Apart from the pictures, every record here must be copied word for word.

== Extracted information ==
------------------------------

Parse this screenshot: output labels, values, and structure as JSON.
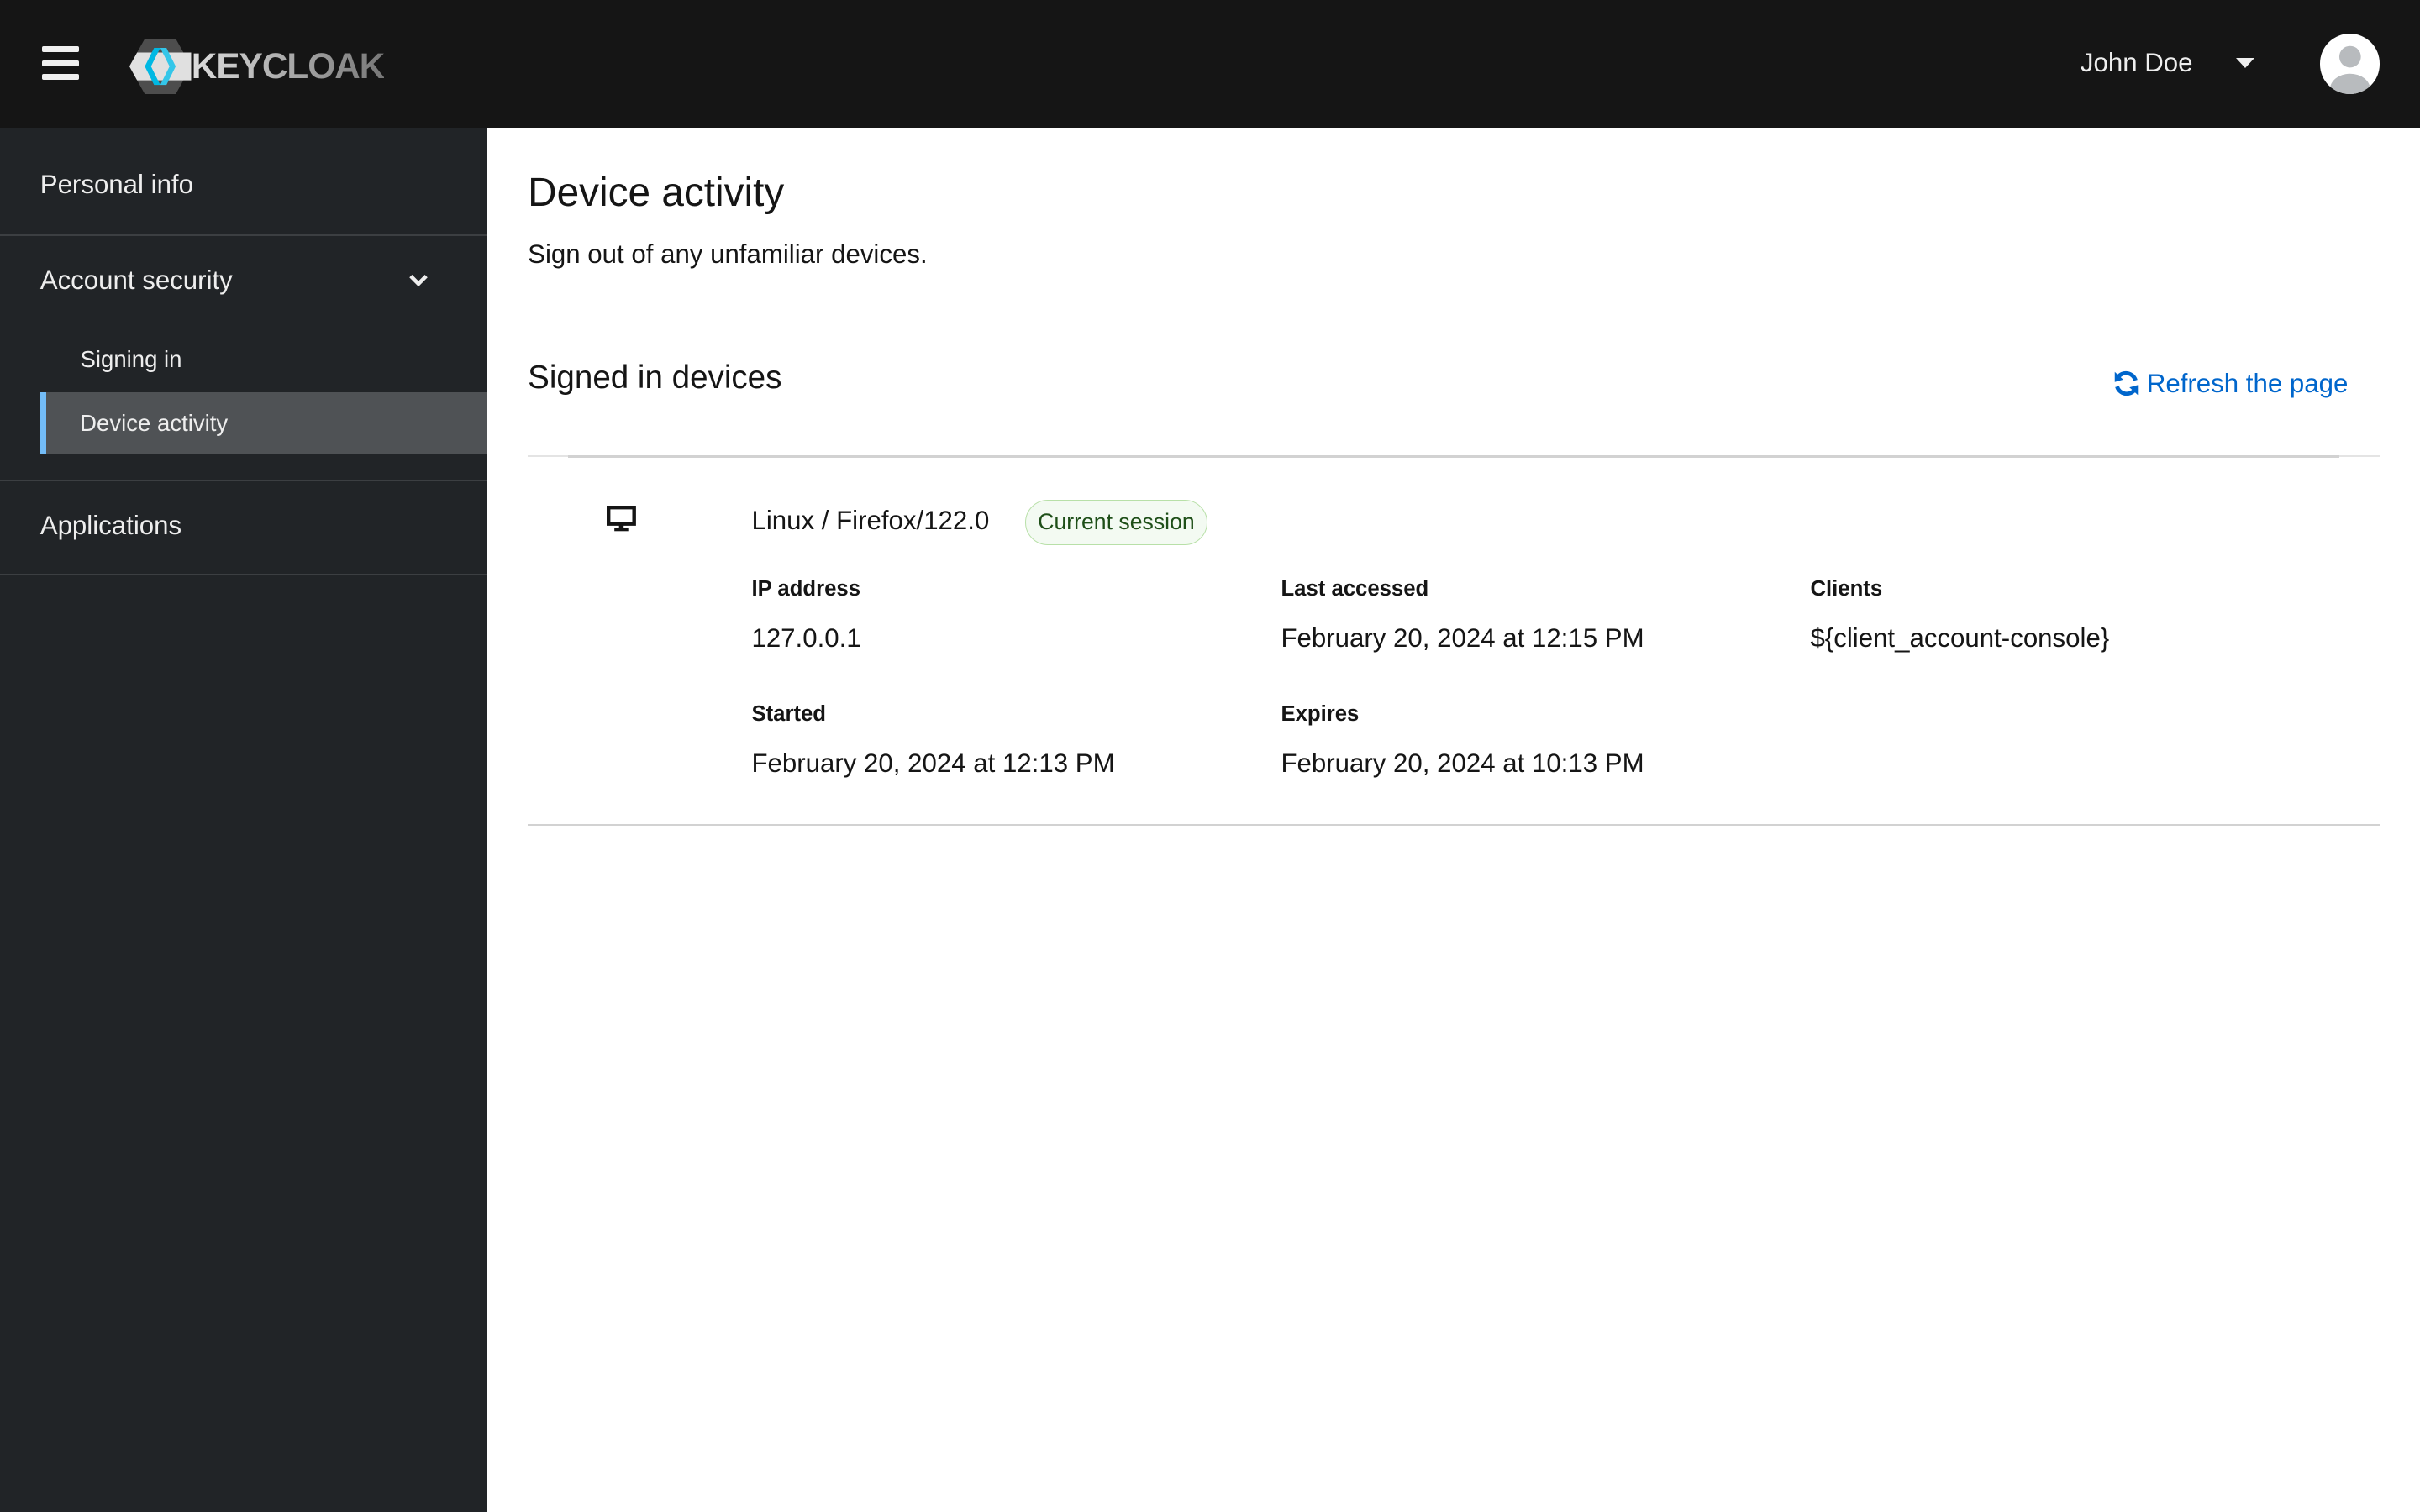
{
  "header": {
    "logo": "KEYCLOAK",
    "user_name": "John Doe"
  },
  "sidebar": {
    "items": [
      {
        "label": "Personal info"
      },
      {
        "label": "Account security",
        "children": [
          {
            "label": "Signing in"
          },
          {
            "label": "Device activity",
            "active": true
          }
        ]
      },
      {
        "label": "Applications"
      }
    ]
  },
  "main": {
    "title": "Device activity",
    "subtitle": "Sign out of any unfamiliar devices.",
    "section_title": "Signed in devices",
    "refresh_label": "Refresh the page",
    "device": {
      "name": "Linux / Firefox/122.0",
      "badge": "Current session",
      "ip_label": "IP address",
      "ip": "127.0.0.1",
      "last_accessed_label": "Last accessed",
      "last_accessed": "February 20, 2024 at 12:15 PM",
      "clients_label": "Clients",
      "clients": "${client_account-console}",
      "started_label": "Started",
      "started": "February 20, 2024 at 12:13 PM",
      "expires_label": "Expires",
      "expires": "February 20, 2024 at 10:13 PM"
    }
  },
  "colors": {
    "accent": "#0066cc",
    "header_bg": "#151515",
    "sidebar_bg": "#212427",
    "active_border": "#73bcf7"
  }
}
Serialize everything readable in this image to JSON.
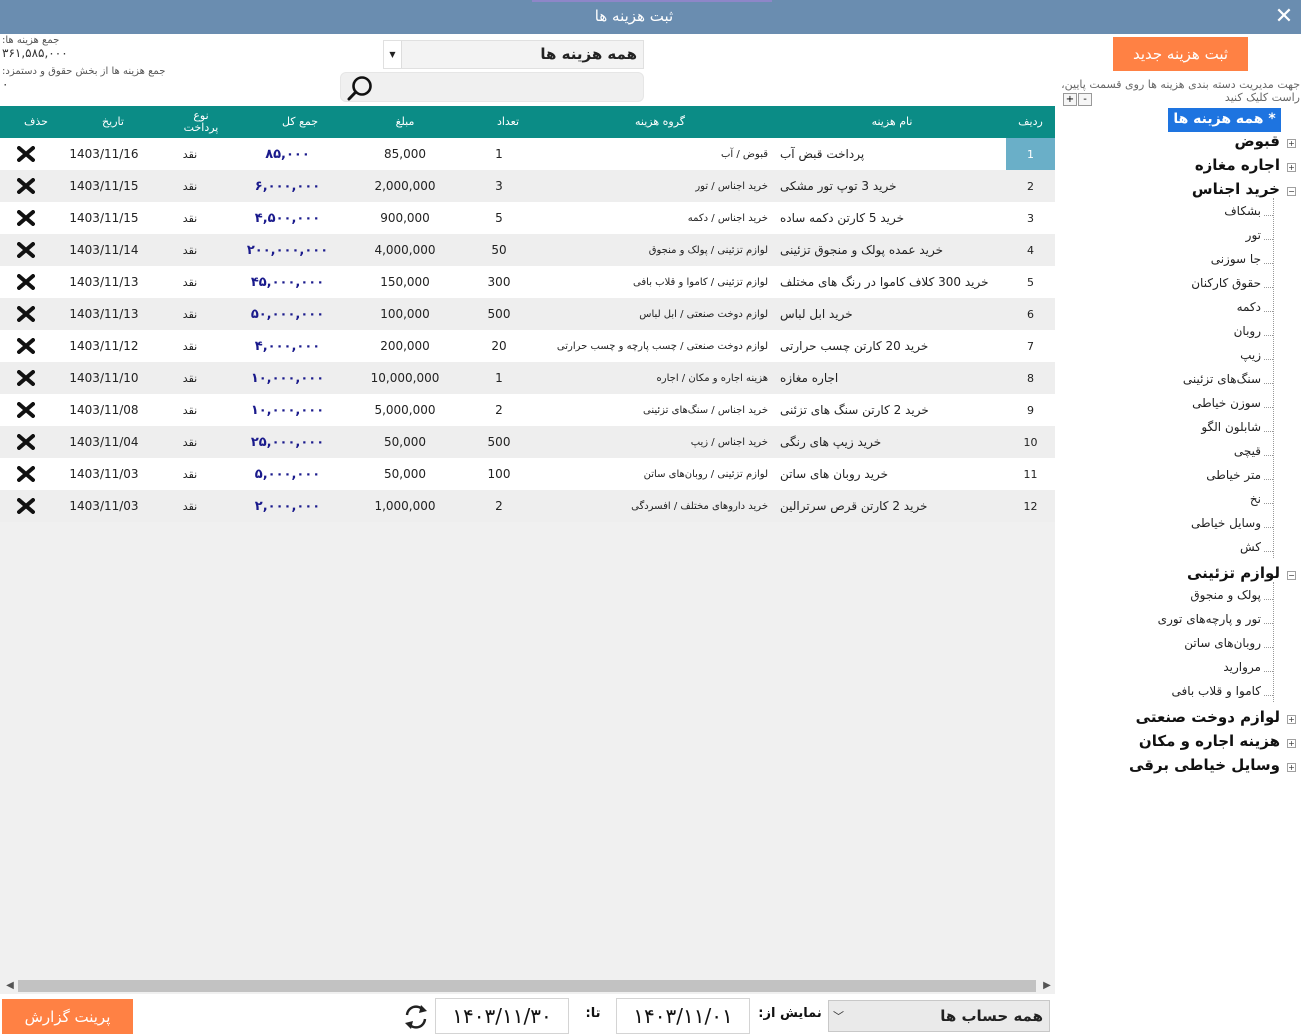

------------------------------

== Answer to the exercise ==
Parse this screenshot: output labels, values, and structure as JSON.
{
  "header": {
    "logo": "KEYCLOAK",
    "user_name": "John Doe"
  },
  "sidebar": {
    "items": [
      {
        "label": "Personal info"
      },
      {
        "label": "Account security",
        "children": [
          {
            "label": "Signing in"
          },
          {
            "label": "Device activity",
            "active": true
          }
        ]
      },
      {
        "label": "Applications"
      }
    ]
  },
  "main": {
    "title": "Device activity",
    "subtitle": "Sign out of any unfamiliar devices.",
    "section_title": "Signed in devices",
    "refresh_label": "Refresh the page",
    "device": {
      "name": "Linux / Firefox/122.0",
      "badge": "Current session",
      "ip_label": "IP address",
      "ip": "127.0.0.1",
      "last_accessed_label": "Last accessed",
      "last_accessed": "February 20, 2024 at 12:15 PM",
      "clients_label": "Clients",
      "clients": "${client_account-console}",
      "started_label": "Started",
      "started": "February 20, 2024 at 12:13 PM",
      "expires_label": "Expires",
      "expires": "February 20, 2024 at 10:13 PM"
    }
  },
  "colors": {
    "accent": "#0066cc",
    "header_bg": "#151515",
    "sidebar_bg": "#212427",
    "active_border": "#73bcf7"
  }
}
Serialize everything readable in this image to JSON.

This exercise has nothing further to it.